Stored data
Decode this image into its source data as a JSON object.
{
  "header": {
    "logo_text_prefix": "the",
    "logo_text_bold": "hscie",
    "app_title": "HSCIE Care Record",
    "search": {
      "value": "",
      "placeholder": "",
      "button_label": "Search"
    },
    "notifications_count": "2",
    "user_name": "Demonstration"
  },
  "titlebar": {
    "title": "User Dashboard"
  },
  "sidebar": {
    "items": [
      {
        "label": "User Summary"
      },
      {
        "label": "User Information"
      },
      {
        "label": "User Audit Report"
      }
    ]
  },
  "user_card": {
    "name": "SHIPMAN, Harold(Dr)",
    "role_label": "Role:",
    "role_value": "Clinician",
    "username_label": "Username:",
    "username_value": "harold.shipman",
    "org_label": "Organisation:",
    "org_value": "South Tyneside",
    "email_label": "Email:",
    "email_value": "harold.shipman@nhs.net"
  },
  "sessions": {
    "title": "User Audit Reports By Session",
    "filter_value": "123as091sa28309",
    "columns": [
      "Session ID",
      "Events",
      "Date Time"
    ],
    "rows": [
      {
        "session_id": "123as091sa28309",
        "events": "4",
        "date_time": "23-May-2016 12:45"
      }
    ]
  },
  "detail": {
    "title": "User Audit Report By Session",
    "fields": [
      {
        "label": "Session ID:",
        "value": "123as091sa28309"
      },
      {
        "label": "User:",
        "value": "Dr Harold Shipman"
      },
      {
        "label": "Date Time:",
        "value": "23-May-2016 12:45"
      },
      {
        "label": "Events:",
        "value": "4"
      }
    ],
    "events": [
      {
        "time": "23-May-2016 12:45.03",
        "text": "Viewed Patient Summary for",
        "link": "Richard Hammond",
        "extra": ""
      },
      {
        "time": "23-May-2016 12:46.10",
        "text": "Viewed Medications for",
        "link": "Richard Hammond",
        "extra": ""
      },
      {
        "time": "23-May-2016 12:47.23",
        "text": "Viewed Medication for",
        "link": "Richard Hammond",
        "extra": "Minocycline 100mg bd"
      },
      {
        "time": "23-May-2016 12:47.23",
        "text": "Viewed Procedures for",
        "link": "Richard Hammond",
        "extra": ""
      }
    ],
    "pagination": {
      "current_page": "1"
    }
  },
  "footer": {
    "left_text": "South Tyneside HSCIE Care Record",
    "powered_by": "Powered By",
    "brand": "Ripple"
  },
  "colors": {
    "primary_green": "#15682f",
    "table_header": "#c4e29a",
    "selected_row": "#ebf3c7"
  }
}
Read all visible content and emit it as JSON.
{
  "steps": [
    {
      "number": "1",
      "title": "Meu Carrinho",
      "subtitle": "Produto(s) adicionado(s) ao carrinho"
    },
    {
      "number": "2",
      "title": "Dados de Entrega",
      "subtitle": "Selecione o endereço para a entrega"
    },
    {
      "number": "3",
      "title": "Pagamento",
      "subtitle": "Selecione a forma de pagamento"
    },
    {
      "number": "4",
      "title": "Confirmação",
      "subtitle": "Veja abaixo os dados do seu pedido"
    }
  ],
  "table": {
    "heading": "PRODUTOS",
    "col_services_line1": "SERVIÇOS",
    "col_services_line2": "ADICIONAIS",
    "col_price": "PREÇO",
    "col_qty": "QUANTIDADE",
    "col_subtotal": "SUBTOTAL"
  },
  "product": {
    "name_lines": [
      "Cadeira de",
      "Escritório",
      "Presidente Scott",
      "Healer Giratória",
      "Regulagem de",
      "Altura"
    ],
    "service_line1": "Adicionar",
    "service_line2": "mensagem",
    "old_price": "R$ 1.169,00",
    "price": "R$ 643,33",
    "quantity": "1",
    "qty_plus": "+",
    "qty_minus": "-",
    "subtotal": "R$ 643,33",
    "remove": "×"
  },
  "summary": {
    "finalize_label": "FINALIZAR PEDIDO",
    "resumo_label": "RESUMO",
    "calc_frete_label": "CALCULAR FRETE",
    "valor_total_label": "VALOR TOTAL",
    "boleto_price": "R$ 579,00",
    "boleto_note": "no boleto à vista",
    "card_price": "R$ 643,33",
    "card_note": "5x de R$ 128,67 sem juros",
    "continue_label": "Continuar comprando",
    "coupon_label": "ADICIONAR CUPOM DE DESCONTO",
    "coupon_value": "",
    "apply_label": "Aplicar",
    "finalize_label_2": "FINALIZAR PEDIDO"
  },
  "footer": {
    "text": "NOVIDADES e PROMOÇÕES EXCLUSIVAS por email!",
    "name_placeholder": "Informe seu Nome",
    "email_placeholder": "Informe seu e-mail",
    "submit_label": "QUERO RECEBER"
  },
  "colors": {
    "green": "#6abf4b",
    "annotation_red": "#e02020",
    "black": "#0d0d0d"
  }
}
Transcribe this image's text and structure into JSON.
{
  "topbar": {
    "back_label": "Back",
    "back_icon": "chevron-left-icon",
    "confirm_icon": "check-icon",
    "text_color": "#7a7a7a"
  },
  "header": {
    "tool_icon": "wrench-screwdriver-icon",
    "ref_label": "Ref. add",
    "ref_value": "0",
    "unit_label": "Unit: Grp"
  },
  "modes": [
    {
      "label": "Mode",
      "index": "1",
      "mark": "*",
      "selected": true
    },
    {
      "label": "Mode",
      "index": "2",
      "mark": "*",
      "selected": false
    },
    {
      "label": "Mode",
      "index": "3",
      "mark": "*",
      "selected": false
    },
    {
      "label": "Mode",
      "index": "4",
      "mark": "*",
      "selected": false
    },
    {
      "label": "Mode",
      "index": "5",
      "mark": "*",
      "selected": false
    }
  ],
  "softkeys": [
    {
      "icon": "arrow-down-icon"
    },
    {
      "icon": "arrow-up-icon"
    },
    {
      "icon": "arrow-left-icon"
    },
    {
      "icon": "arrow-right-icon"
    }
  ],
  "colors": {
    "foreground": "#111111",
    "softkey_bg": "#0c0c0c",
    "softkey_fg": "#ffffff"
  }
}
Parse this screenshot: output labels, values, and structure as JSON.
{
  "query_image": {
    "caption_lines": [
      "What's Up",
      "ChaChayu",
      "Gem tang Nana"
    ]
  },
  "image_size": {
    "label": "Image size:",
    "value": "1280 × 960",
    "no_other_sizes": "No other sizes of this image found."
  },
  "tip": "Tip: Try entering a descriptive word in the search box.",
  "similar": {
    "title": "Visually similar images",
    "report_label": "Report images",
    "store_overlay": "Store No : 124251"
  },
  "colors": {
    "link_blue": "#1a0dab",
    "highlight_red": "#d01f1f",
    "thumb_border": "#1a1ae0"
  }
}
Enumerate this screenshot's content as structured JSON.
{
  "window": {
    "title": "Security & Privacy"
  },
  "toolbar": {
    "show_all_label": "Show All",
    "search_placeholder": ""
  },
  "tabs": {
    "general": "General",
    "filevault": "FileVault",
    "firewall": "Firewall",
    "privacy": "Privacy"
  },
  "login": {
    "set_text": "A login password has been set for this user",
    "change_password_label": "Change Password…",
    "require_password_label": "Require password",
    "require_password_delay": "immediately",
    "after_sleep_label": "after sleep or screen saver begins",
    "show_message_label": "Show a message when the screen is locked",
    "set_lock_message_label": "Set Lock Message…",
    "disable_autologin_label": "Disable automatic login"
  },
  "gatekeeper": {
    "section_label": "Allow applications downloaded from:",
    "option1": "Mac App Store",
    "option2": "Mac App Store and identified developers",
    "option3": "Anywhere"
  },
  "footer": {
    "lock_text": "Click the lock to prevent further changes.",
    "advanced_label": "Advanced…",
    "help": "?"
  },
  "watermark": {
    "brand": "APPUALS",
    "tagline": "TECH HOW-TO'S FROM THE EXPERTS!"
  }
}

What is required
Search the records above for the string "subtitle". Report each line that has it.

Answer box
      "subtitle": "Produto(s) adicionado(s) ao carrinho"
      "subtitle": "Selecione o endereço para a entrega"
      "subtitle": "Selecione a forma de pagamento"
      "subtitle": "Veja abaixo os dados do seu pedido"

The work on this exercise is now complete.